Traditionally, there have been four noise control methods to reduce ductborne noise transmission from terminal boxes to supply diffusers downstream: fibrous duct lining, integral attenuation sections, flexible duct, and duct silencers. Fibrous duct lining is prohibited in many healthcare spaces. This lining is also a key component in integral attenuation sections, which are basically sections of lined duct.
Keep in mind that when a terminal box needs to be “hospital grade,” the attenuation section is typically lined with a film facing that effectively eliminates the acoustical performance of the attenuation section. Eliminating these options leaves flexible duct and duct silencers as the only remaining noise control measures from our traditional toolbox. I recommend the wire-helix variety of flexible duct.
For Noise Criteria (NC) 35 background noise goals, which occur in most areas of healthcare facilities, only modest attenuation is required. Either 5 feet of flexible duct at the runout to each diffuser or a 3-foot medium pressure drop silencer on the room side of the terminal box should provide sufficient control of terminal box noise.
The duct silencer should be a film-lined baffled silencer to satisfy air quality concerns while providing acoustical performance. (Note that a baffled silencer can still perform well when faced with film facing, while a lined duct cannot.) The silencer should be sized to have no more than 0.08 inches of pressure drop and should be at least one or two duct diameters from the terminal box and any duct fittings to avoid excess pressure drop and self generated noise.
For NC-30 background noise goals, which occur in conference rooms and other listening spaces, a duct silencer will be required. This silencer should be sized to have no more than 0.06 inches of pressure drop and should be at least one or two duct diameters from the terminal boxes and any duct fittings.
Some terminal box manufacturers are now providing a film-faced baffled attenuator and a terminal box packaged together as a single unit, which can save on labor and material costs.
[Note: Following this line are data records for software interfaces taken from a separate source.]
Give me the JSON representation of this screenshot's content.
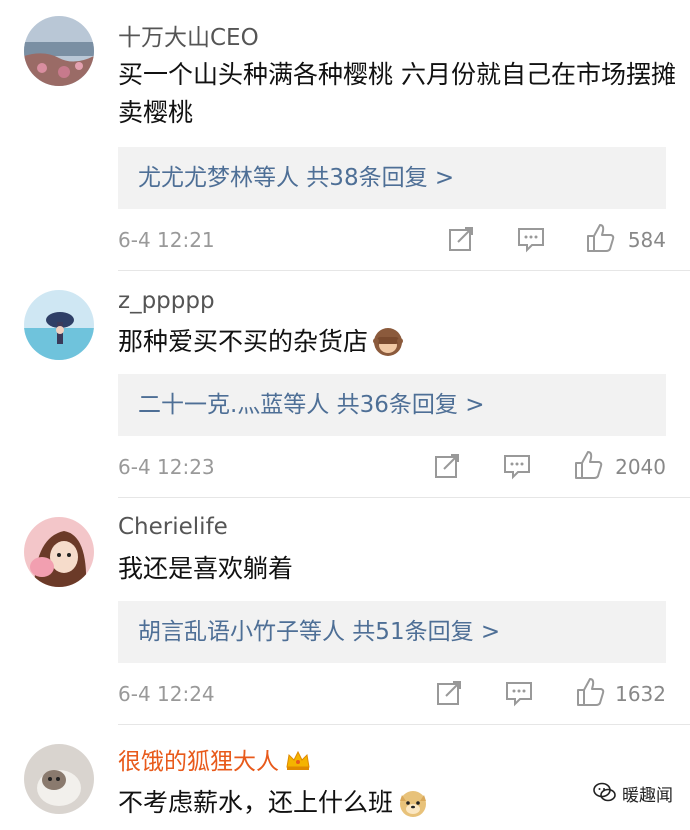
{
  "comments": [
    {
      "username": "十万大山CEO",
      "text": "买一个山头种满各种樱桃 六月份就自己在市场摆摊卖樱桃",
      "reply_summary": "尤尤尤梦林等人 共38条回复 >",
      "time": "6-4 12:21",
      "likes": "584"
    },
    {
      "username": "z_ppppp",
      "text": "那种爱买不买的杂货店",
      "reply_summary": "二十一克.灬蓝等人 共36条回复 >",
      "time": "6-4 12:23",
      "likes": "2040"
    },
    {
      "username": "Cherielife",
      "text": "我还是喜欢躺着",
      "reply_summary": "胡言乱语小竹子等人 共51条回复 >",
      "time": "6-4 12:24",
      "likes": "1632"
    },
    {
      "username": "很饿的狐狸大人",
      "text": "不考虑薪水，还上什么班"
    }
  ],
  "watermark": "暖趣闻",
  "colors": {
    "reply_link": "#4e6f96",
    "vip_username": "#e85a1b",
    "reply_bg": "#f2f2f2"
  }
}
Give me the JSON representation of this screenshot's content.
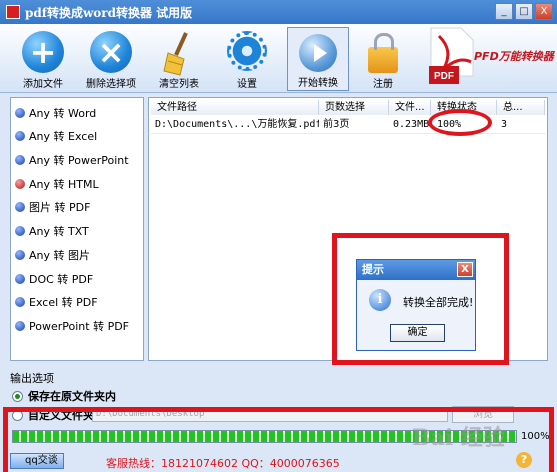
{
  "window": {
    "title": "pdf转换成word转换器  试用版",
    "minimize": "_",
    "maximize": "□",
    "close": "X"
  },
  "toolbar": {
    "buttons": [
      {
        "label": "添加文件"
      },
      {
        "label": "删除选择项"
      },
      {
        "label": "清空列表"
      },
      {
        "label": "设置"
      },
      {
        "label": "开始转换"
      },
      {
        "label": "注册"
      }
    ],
    "brand_text": "PFD万能转换器",
    "logo_text": "PDF"
  },
  "conversions": [
    "Any 转 Word",
    "Any 转 Excel",
    "Any 转 PowerPoint",
    "Any 转 HTML",
    "图片 转 PDF",
    "Any 转 TXT",
    "Any 转 图片",
    "DOC 转 PDF",
    "Excel 转 PDF",
    "PowerPoint 转 PDF"
  ],
  "table": {
    "headers": [
      "文件路径",
      "页数选择",
      "文件...",
      "转换状态",
      "总..."
    ],
    "rows": [
      {
        "path": "D:\\Documents\\...\\万能恢复.pdf",
        "pages": "前3页",
        "size": "0.23MB",
        "status": "100%",
        "total": "3"
      }
    ]
  },
  "dialog": {
    "title": "提示",
    "message": "转换全部完成!",
    "ok": "确定",
    "icon_glyph": "i"
  },
  "output": {
    "label": "输出选项",
    "opt_same_folder": "保存在原文件夹内",
    "opt_custom": "自定义文件夹",
    "custom_path": "D:\\Documents\\Desktop",
    "browse": "浏览"
  },
  "progress": {
    "value": 100,
    "text": "100%"
  },
  "footer": {
    "qq_label": "qq交谈",
    "contact": "客服热线：18121074602  QQ：4000076365",
    "help": "?"
  },
  "watermark": "Bai 经验",
  "colors": {
    "highlight_red": "#e0141d",
    "progress_green": "#22c322"
  }
}
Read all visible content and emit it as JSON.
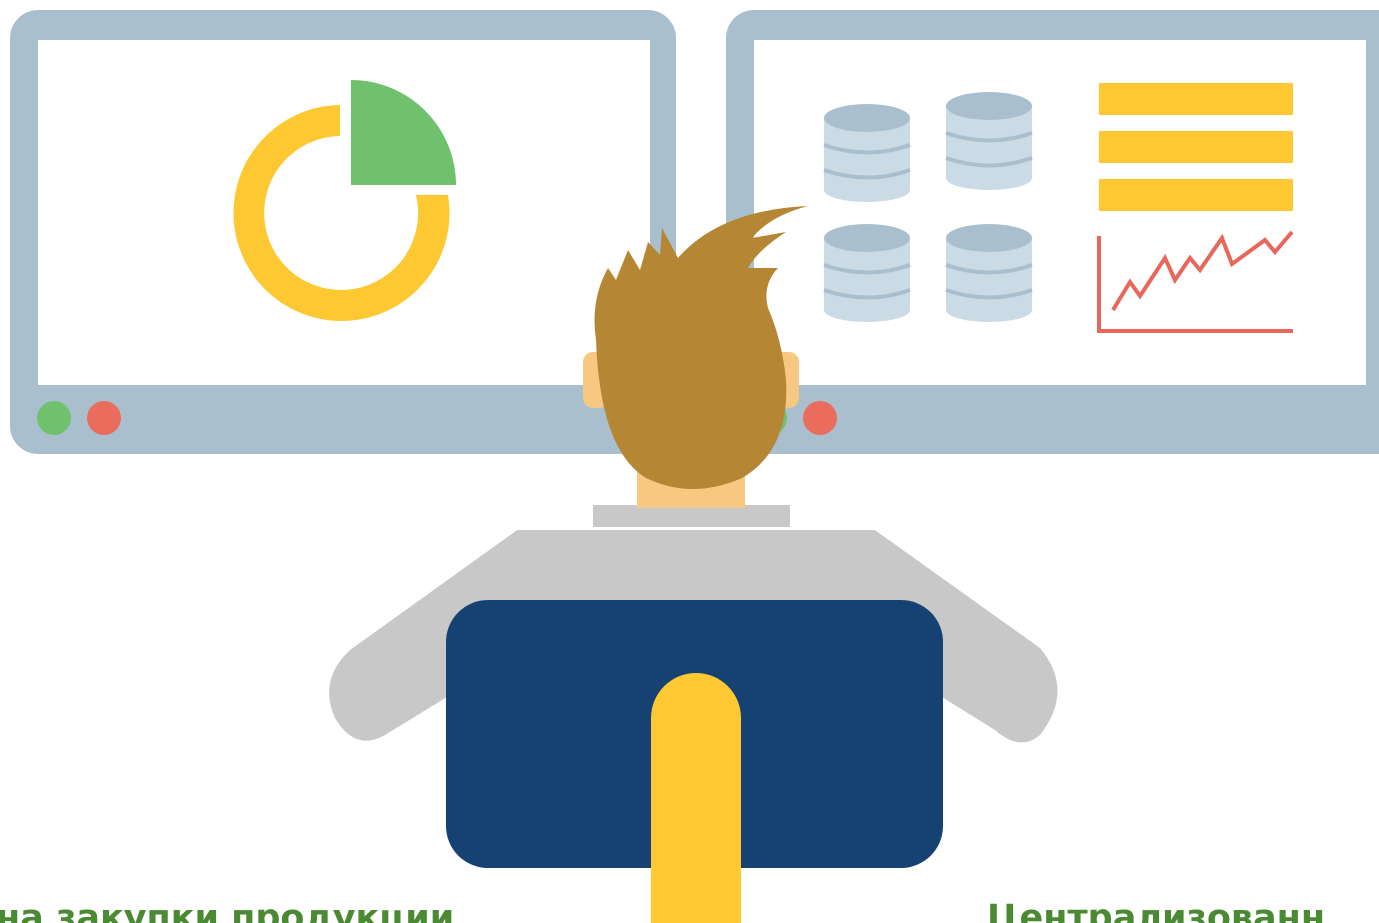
{
  "captions": {
    "left": "на закупки продукции",
    "right": "Централизованн"
  },
  "colors": {
    "monitor_frame": "#a9bfce",
    "screen": "#ffffff",
    "yellow": "#fec832",
    "green": "#6fc16e",
    "red": "#ea6c5d",
    "database_light": "#cbdbe6",
    "database_dark": "#a9bfce",
    "chart_line": "#e8675a",
    "hair": "#b58735",
    "skin": "#f7c881",
    "shirt": "#c8c8c8",
    "chair": "#164273",
    "caption_text": "#4a8a32"
  }
}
The noise data for these units should be studied to see if they provide similar attenuation to the options mentioned above.